Ireland’s treasury also has built up more than 20 billion euros in reserves that, should disaster strike again, would permit the state to pay its bills through 2014 without any immediate need for renewed aid.

International confidence that Ireland can resume financing its debt repayments on its own means that the yields — the effective interest rates — on Irish 10-year bonds today have fallen to below 3.5 per cent from 2011 highs exceeding 15 per cent. That’s lower than Spain, which has received emergency support for its banks but avoided a full-fledged bailout, and Italy, which continues to finance one of the eurozone’s worst per-capita debts.

The most obvious evidence of renewed confidence at home is all the “sold” signs suddenly appearing in Dublin, home to nearly a third of the country’s 4.6 million residents and the epicenter of a property bubble that burst with disastrous effect in 2008. Property prices had slumped more than 50 per cent in the five years since as credit crumbled, banks drowned in toxic assets and hundreds of thousands became trapped in negative equity, but the market is finally stirring again.

Ireland still faces a mountain to climb to achieve its key goal of reducing its annual deficits back below 3 per cent of gross domestic product, the limit supposed to be observed by all 17 nations using the euro currency.

Ireland recorded a European Union record deficit of 32 per cent in 2010, the year that the bill for sustaining the country’s six domestic banks grew so large that Ireland’s own credit ratings crumbled

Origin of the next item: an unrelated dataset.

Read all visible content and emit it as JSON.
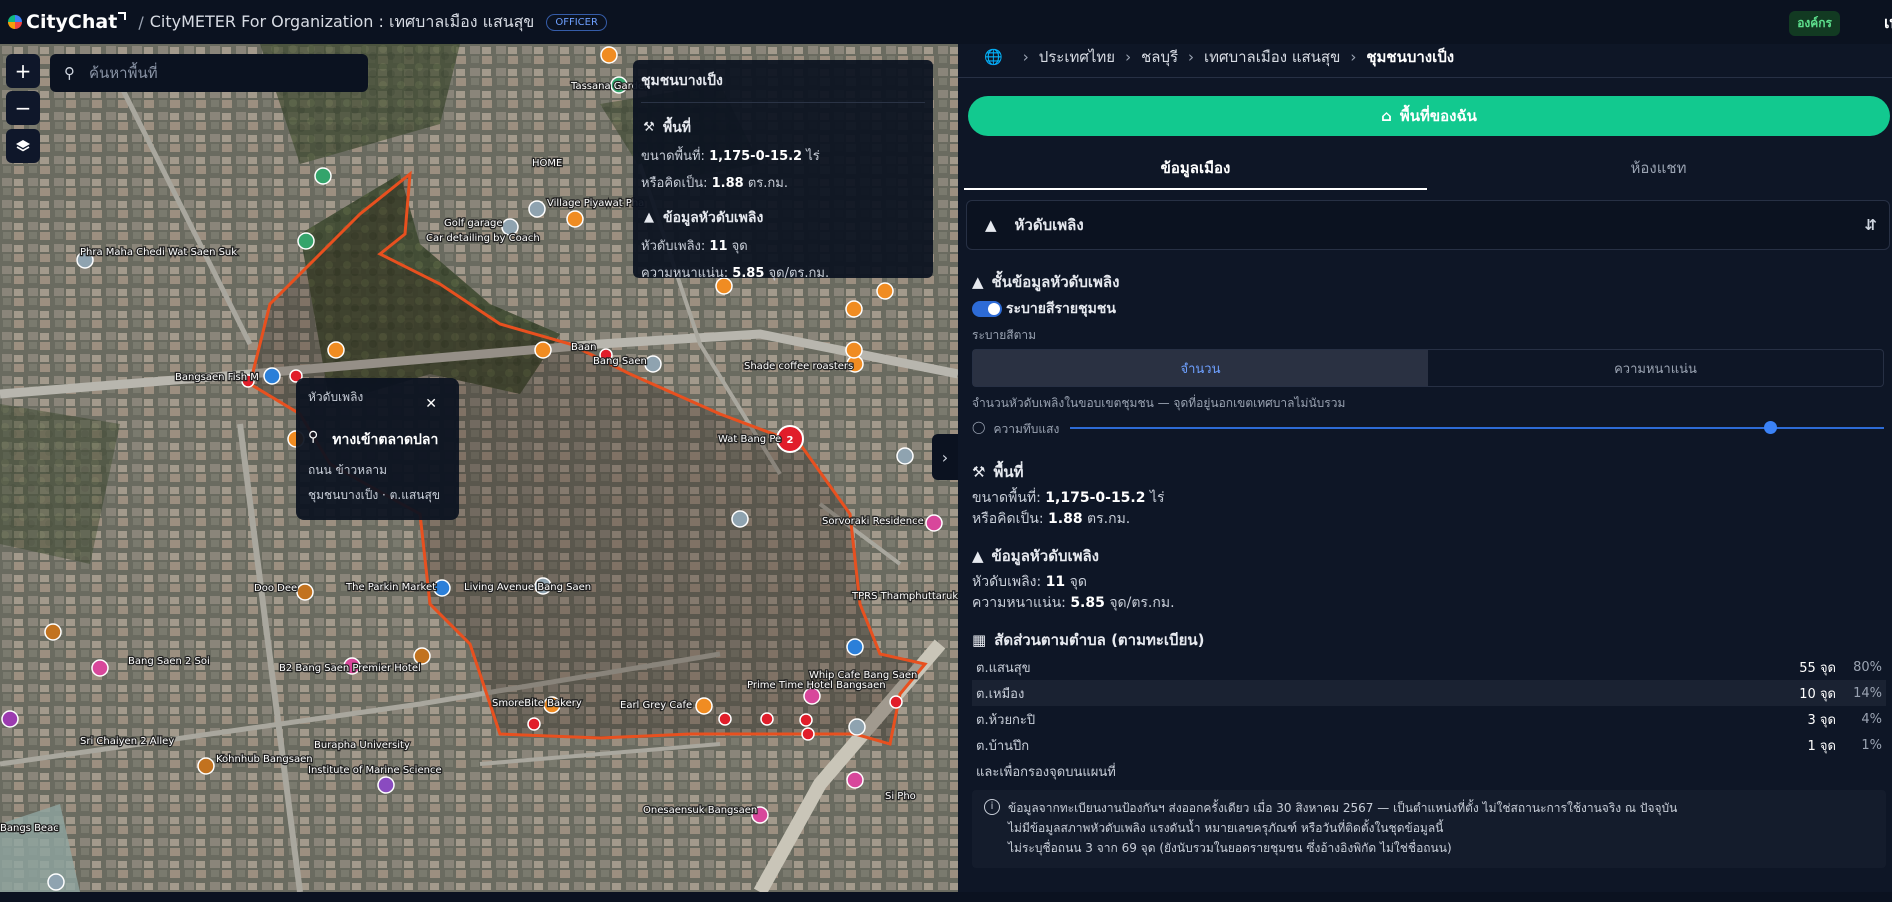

But since coming to power in early 2011, Kenny’s government has reformed banking regulation, negotiated with the European Union to spread out bank-debt repayments over several decades, and imposed tens of billions in annual cuts and new taxes targeting every sector of society.

As part of its reform agenda, EU and IMF chiefs ordered Ireland to impose new charges and limits on the state old-age pension system, on welfare pay for the young, and to introduce a new property tax in line with international practice. A much-debated water tax is still in the pipeline for next year.

Ireland’s major economic think-tank , the Economic and Social Research Institute, estimated in a report this week that five straight years of cuts dating to the early days of the 2008 banking crisis have pruned most workers’ take-home pay by about 12 per cent, while those best off have lost more than 15 per cent of their incomes.

Ireland’s deficits have marched steadily downward from 8.2 per cent last year to an expected 7.3 per cent this year. Finance Minister Michael Noonan says Ireland hopes to post a 4.8 per cent deficit in 2014, then 2.9 per cent in 2015. But he said Ireland would keep pruning to get its later deficits down to the eurozone’s future rule of below 0.5 per cent of GDP.

“This isn’t the end of the road,” Noonan said of the bailout exit. “This is a very significant milestone on the road, and it gives us an opportunity to pause and reflect for a very short period.

“But we must continue with the same types of policies, because the deficit is too high,” Noonan told a Dublin press conference. “It has to be brought down below 3 per cent, and then it has to be brought into balance in subsequent years. The debt is too high and we have to have strategies to make the debt even more sustainable than it is now.”

Ireland’s national debt is projected to reach 206 billion euros this year, representing 124 per cent of annual GDP. Ireland hopes to reduce that debt-to-GDP ratio, a key measure of a country’s ability to pay its bills, in 2014 by growing the size of its economy 2 per cent.

Such predictions are particularly difficult for Ireland because its growth prospects are dictated by demand from its two chief trading partners, the United States and Britain. Nearly 1,000 export-focused multinational companies based in Ireland account for around a fifth of the country’s entire GDP. Those companies increasingly are hiring again, and Ireland’s unemployment rate has declined from a two-decade high of 15.1 per cent to today’s rate of 12.5 per cent.

Noonan said Ireland must pursue around 2.5 billion euros ($3.4 billion) in cuts next year and more of the same in 2015. However, it might ease income-tax bands, particularly for single workers, who are taxed at a rate of 41 per cent on income over 32,800 ($45,000).